DATA FOR THE TASK:
· · · · ·

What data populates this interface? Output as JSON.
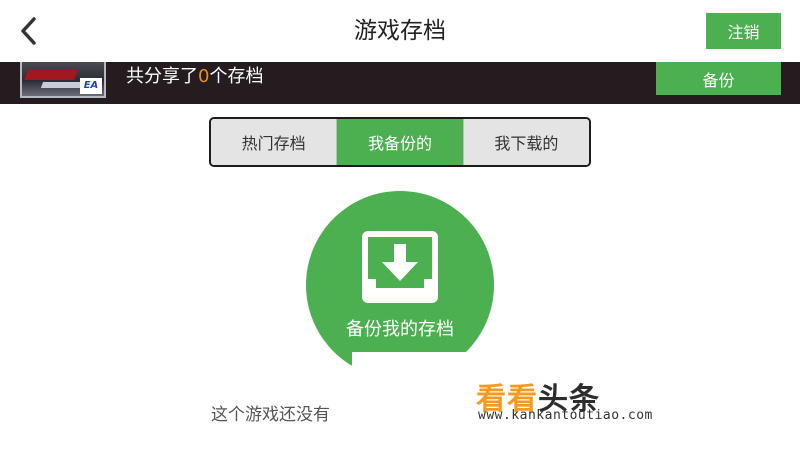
{
  "header": {
    "title": "游戏存档",
    "logout_label": "注销"
  },
  "banner": {
    "share_prefix": "共分享了",
    "share_count": "0",
    "share_suffix": "个存档",
    "backup_label": "备份",
    "thumb_badge": "EA"
  },
  "tabs": [
    {
      "label": "热门存档",
      "active": false
    },
    {
      "label": "我备份的",
      "active": true
    },
    {
      "label": "我下载的",
      "active": false
    }
  ],
  "backup_circle": {
    "label": "备份我的存档"
  },
  "empty_hint": "这个游戏还没有",
  "watermark": {
    "logo_part1": "看看",
    "logo_part2": "头条",
    "url": "www.kankantoutiao.com"
  },
  "colors": {
    "accent": "#4caf50",
    "banner_bg": "#241c1e",
    "count": "#f28c1e"
  },
  "icons": {
    "back": "chevron-left-icon",
    "download": "download-tray-icon"
  }
}
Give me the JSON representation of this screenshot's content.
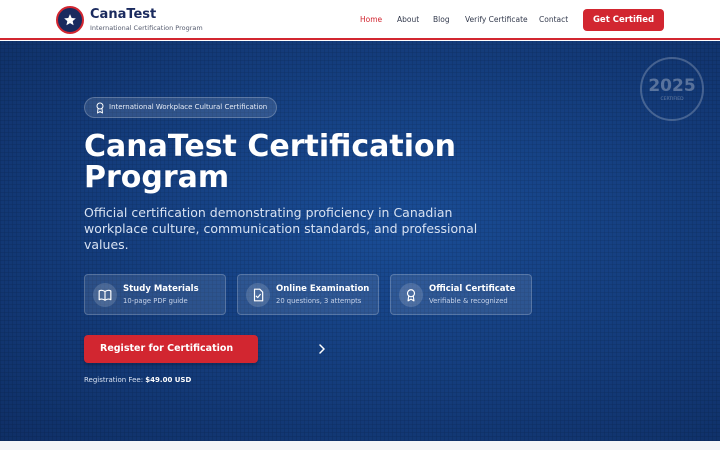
{
  "brand": {
    "name": "CanaTest",
    "tagline": "International Certification Program"
  },
  "nav": {
    "items": [
      {
        "label": "Home",
        "active": true
      },
      {
        "label": "About"
      },
      {
        "label": "Blog"
      },
      {
        "label": "Verify Certificate"
      },
      {
        "label": "Contact"
      }
    ],
    "cta_label": "Get Certified"
  },
  "hero": {
    "badge_text": "International Workplace Cultural Certification",
    "title_line1": "CanaTest Certification",
    "title_line2": "Program",
    "subtitle": "Official certification demonstrating proficiency in Canadian workplace culture, communication standards, and professional values.",
    "year": "2025",
    "year_caption": "CERTIFIED",
    "features": [
      {
        "icon": "book-icon",
        "title": "Study Materials",
        "subtitle": "10-page PDF guide"
      },
      {
        "icon": "document-check-icon",
        "title": "Online Examination",
        "subtitle": "20 questions, 3 attempts"
      },
      {
        "icon": "award-icon",
        "title": "Official Certificate",
        "subtitle": "Verifiable & recognized"
      }
    ],
    "register_label": "Register for Certification",
    "fee_label": "Registration Fee:",
    "fee_value": "$49.00 USD"
  },
  "colors": {
    "primary": "#1a2a5e",
    "accent": "#d22630",
    "hero_bg": "#153f80"
  }
}
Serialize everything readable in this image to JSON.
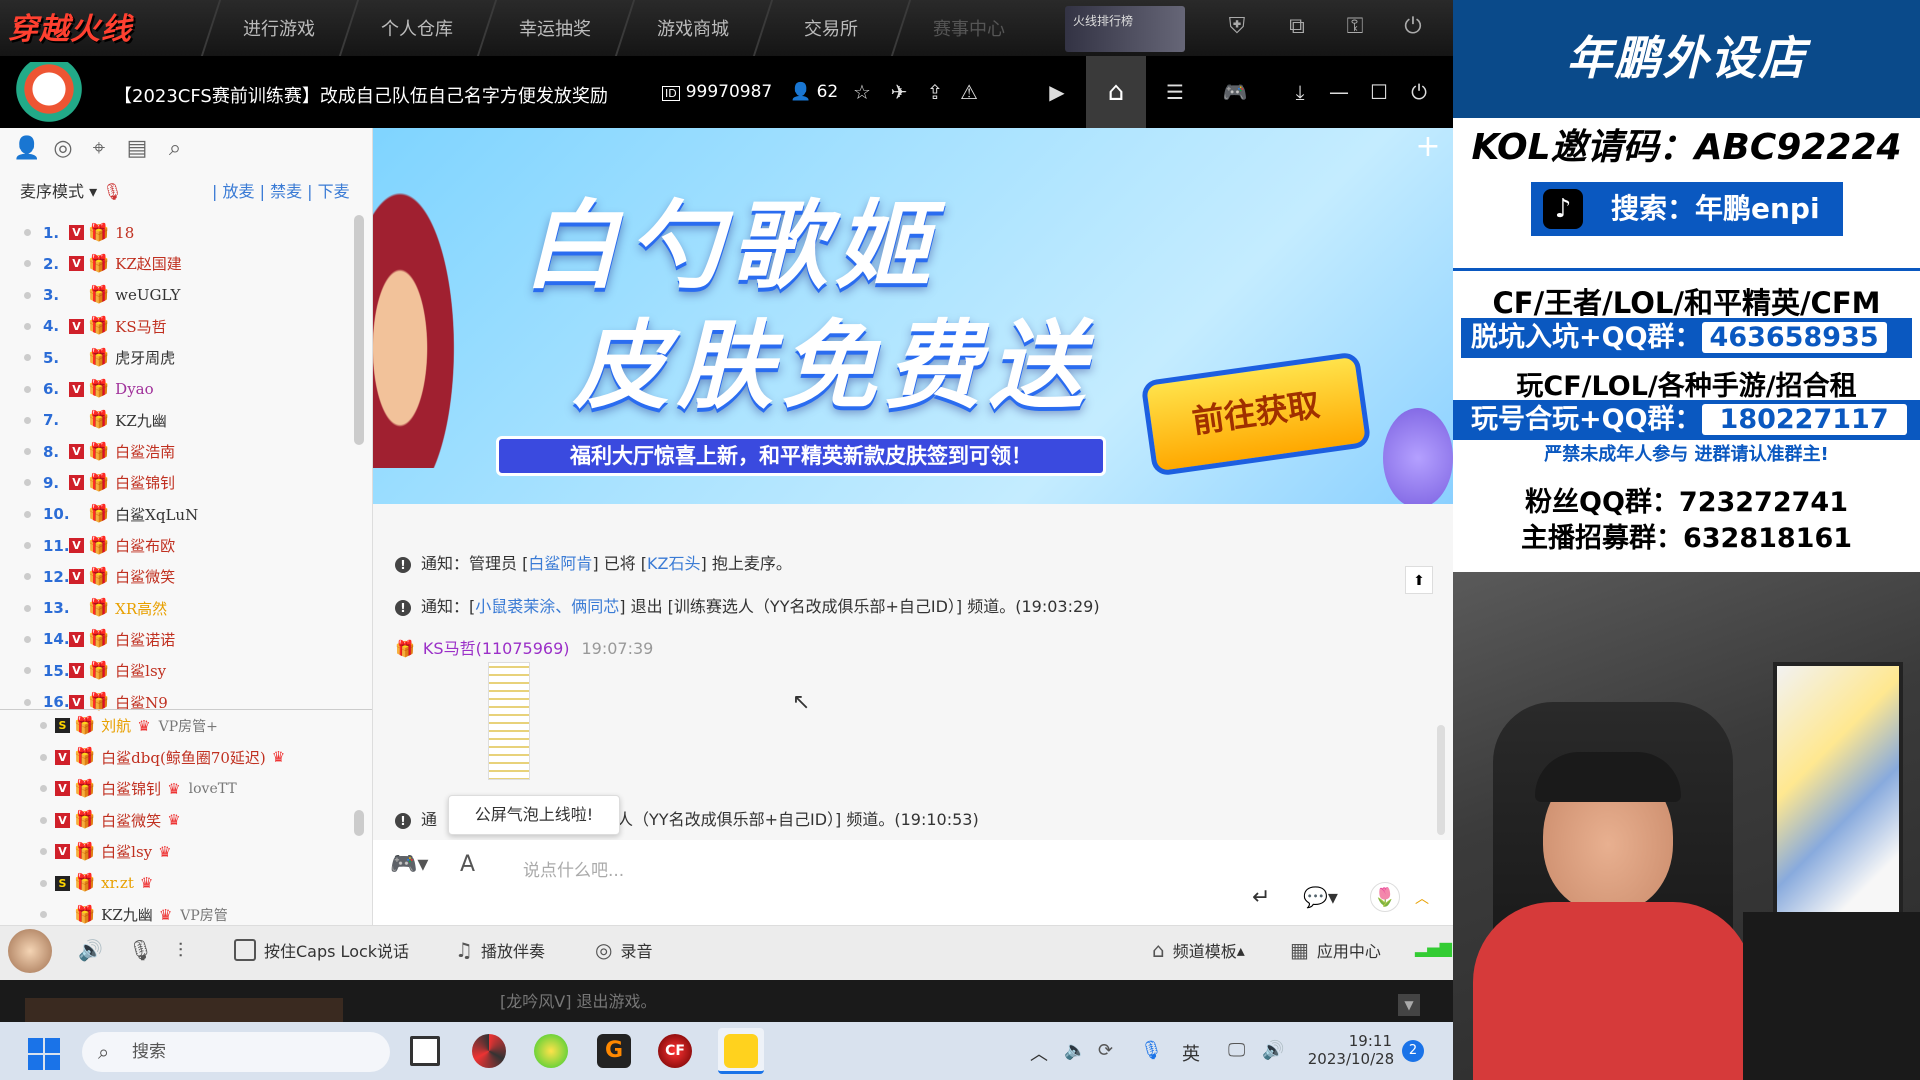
{
  "game_nav": {
    "logo": "穿越火线",
    "items": [
      "进行游戏",
      "个人仓库",
      "幸运抽奖",
      "游戏商城",
      "交易所",
      "赛事中心"
    ],
    "promo": "火线排行榜"
  },
  "channel": {
    "title": "【2023CFS赛前训练赛】改成自己队伍自己名字方便发放奖励",
    "id_label": "ID",
    "id": "99970987",
    "members": "62"
  },
  "left_panel": {
    "mode": "麦序模式",
    "actions": [
      "放麦",
      "禁麦",
      "下麦"
    ],
    "queue": [
      {
        "rank": "1.",
        "name": "18",
        "color": "#c03020",
        "v": true
      },
      {
        "rank": "2.",
        "name": "KZ赵国建",
        "color": "#c03020",
        "v": true
      },
      {
        "rank": "3.",
        "name": "weUGLY",
        "color": "#333",
        "v": false
      },
      {
        "rank": "4.",
        "name": "KS马哲",
        "color": "#c03020",
        "v": true
      },
      {
        "rank": "5.",
        "name": "虎牙周虎",
        "color": "#333",
        "v": false
      },
      {
        "rank": "6.",
        "name": "Dyao",
        "color": "#a0309a",
        "v": true
      },
      {
        "rank": "7.",
        "name": "KZ九幽",
        "color": "#333",
        "v": false
      },
      {
        "rank": "8.",
        "name": "白鲨浩南",
        "color": "#c03020",
        "v": true
      },
      {
        "rank": "9.",
        "name": "白鲨锦钊",
        "color": "#c03020",
        "v": true
      },
      {
        "rank": "10.",
        "name": "白鲨XqLuN",
        "color": "#333",
        "v": false
      },
      {
        "rank": "11.",
        "name": "白鲨布欧",
        "color": "#c03020",
        "v": true
      },
      {
        "rank": "12.",
        "name": "白鲨微笑",
        "color": "#c03020",
        "v": true
      },
      {
        "rank": "13.",
        "name": "XR高然",
        "color": "#e8a000",
        "v": false
      },
      {
        "rank": "14.",
        "name": "白鲨诺诺",
        "color": "#c03020",
        "v": true
      },
      {
        "rank": "15.",
        "name": "白鲨lsy",
        "color": "#c03020",
        "v": true
      },
      {
        "rank": "16.",
        "name": "白鲨N9",
        "color": "#c03020",
        "v": true
      }
    ],
    "members": [
      {
        "name": "刘航",
        "extra": "VP房管+",
        "color": "#e8a000"
      },
      {
        "name": "白鲨dbq(鲸鱼圈70延迟)",
        "extra": "",
        "color": "#c03020"
      },
      {
        "name": "白鲨锦钊",
        "extra": "loveTT",
        "color": "#c03020"
      },
      {
        "name": "白鲨微笑",
        "extra": "",
        "color": "#c03020"
      },
      {
        "name": "白鲨lsy",
        "extra": "",
        "color": "#c03020"
      },
      {
        "name": "xr.zt",
        "extra": "",
        "color": "#e8a000"
      },
      {
        "name": "KZ九幽",
        "extra": "VP房管",
        "color": "#333"
      }
    ]
  },
  "banner": {
    "line1": "白勺歌姬",
    "line2": "皮肤免费送",
    "subtitle": "福利大厅惊喜上新，和平精英新款皮肤签到可领！",
    "button": "前往获取"
  },
  "chat": {
    "msg1": {
      "prefix": "通知：管理员 [",
      "admin": "白鲨阿肯",
      "mid": "] 已将 [",
      "target": "KZ石头",
      "suffix": "] 抱上麦序。"
    },
    "msg2": {
      "prefix": "通知：[",
      "users": "小鼠裘茉涂、俩同芯",
      "suffix": "] 退出 [训练赛选人（YY名改成俱乐部+自己ID）] 频道。(19:03:29)"
    },
    "msg3": {
      "user": "KS马哲(11075969)",
      "time": "19:07:39"
    },
    "msg4": {
      "prefix": "通",
      "suffix": "人（YY名改成俱乐部+自己ID）] 频道。(19:10:53)"
    },
    "tooltip": "公屏气泡上线啦!",
    "input_placeholder": "说点什么吧..."
  },
  "toolbar": {
    "caps": "按住Caps Lock说话",
    "music": "播放伴奏",
    "record": "录音",
    "template": "频道模板",
    "apps": "应用中心"
  },
  "game_log": "[龙吟风V] 退出游戏。",
  "taskbar": {
    "search": "搜索",
    "lang": "英",
    "time": "19:11",
    "date": "2023/10/28",
    "badge": "2"
  },
  "streamer": {
    "shop": "年鹏外设店",
    "kol": "KOL邀请码：ABC92224",
    "tiktok": "搜索：年鹏enpi",
    "line1": "CF/王者/LOL/和平精英/CFM",
    "qq1_label": "脱坑入坑+QQ群：",
    "qq1": "463658935",
    "line2": "玩CF/LOL/各种手游/招合租",
    "qq2_label": "玩号合玩+QQ群：",
    "qq2": "180227117",
    "warning": "严禁未成年人参与  进群请认准群主!",
    "fans": "粉丝QQ群：723272741",
    "anchor": "主播招募群：632818161"
  }
}
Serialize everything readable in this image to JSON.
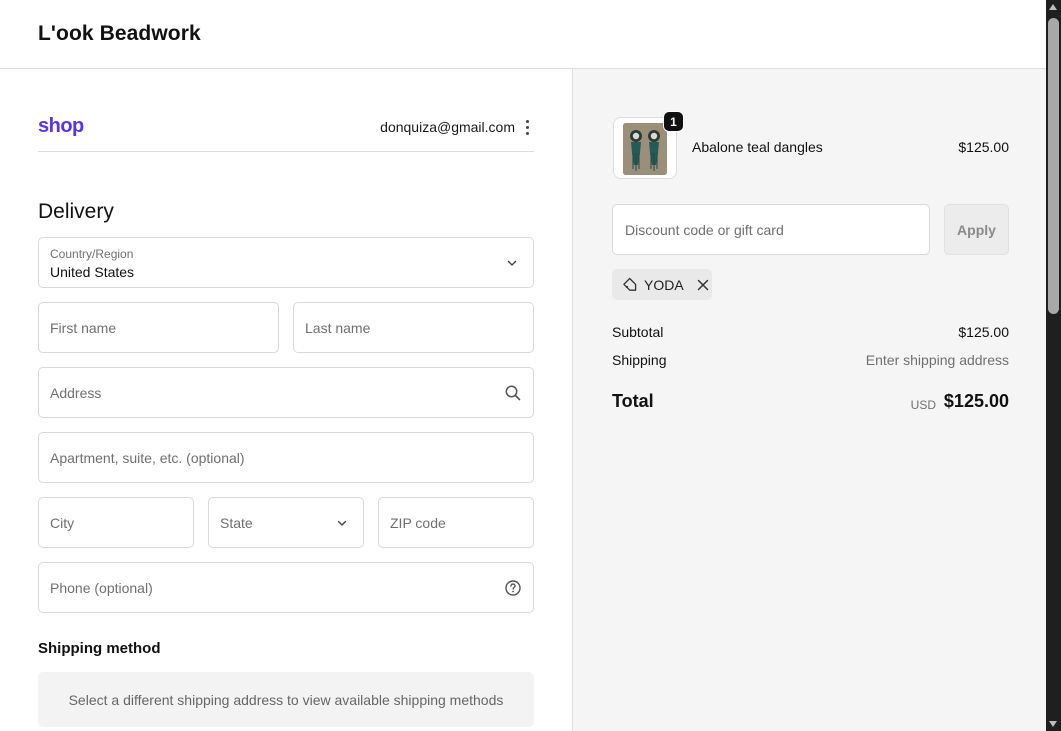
{
  "header": {
    "store_name": "L'ook Beadwork"
  },
  "account": {
    "shop_logo": "shop",
    "email": "donquiza@gmail.com"
  },
  "delivery": {
    "title": "Delivery",
    "country_label": "Country/Region",
    "country_value": "United States",
    "first_name_placeholder": "First name",
    "last_name_placeholder": "Last name",
    "address_placeholder": "Address",
    "apartment_placeholder": "Apartment, suite, etc. (optional)",
    "city_placeholder": "City",
    "state_placeholder": "State",
    "zip_placeholder": "ZIP code",
    "phone_placeholder": "Phone (optional)"
  },
  "shipping_method": {
    "title": "Shipping method",
    "message": "Select a different shipping address to view available shipping methods"
  },
  "order": {
    "item": {
      "name": "Abalone teal dangles",
      "price": "$125.00",
      "quantity": "1"
    },
    "discount_placeholder": "Discount code or gift card",
    "apply_label": "Apply",
    "applied_code": "YODA",
    "subtotal_label": "Subtotal",
    "subtotal_value": "$125.00",
    "shipping_label": "Shipping",
    "shipping_value": "Enter shipping address",
    "total_label": "Total",
    "total_currency": "USD",
    "total_value": "$125.00"
  },
  "icons": {
    "account_menu": "kebab-menu-icon",
    "country_chevron": "chevron-down-icon",
    "address_search": "search-icon",
    "state_chevron": "chevron-down-icon",
    "phone_help": "question-circle-icon",
    "discount_tag": "tag-icon",
    "discount_remove": "close-icon"
  },
  "colors": {
    "shop_brand": "#5a31f4",
    "summary_background": "#f5f5f5",
    "badge_background": "#111111"
  }
}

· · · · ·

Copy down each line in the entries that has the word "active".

SOLUTION TO THIS EXERCISE:
      "active": false
      "active": true
      "active": false
        "active": true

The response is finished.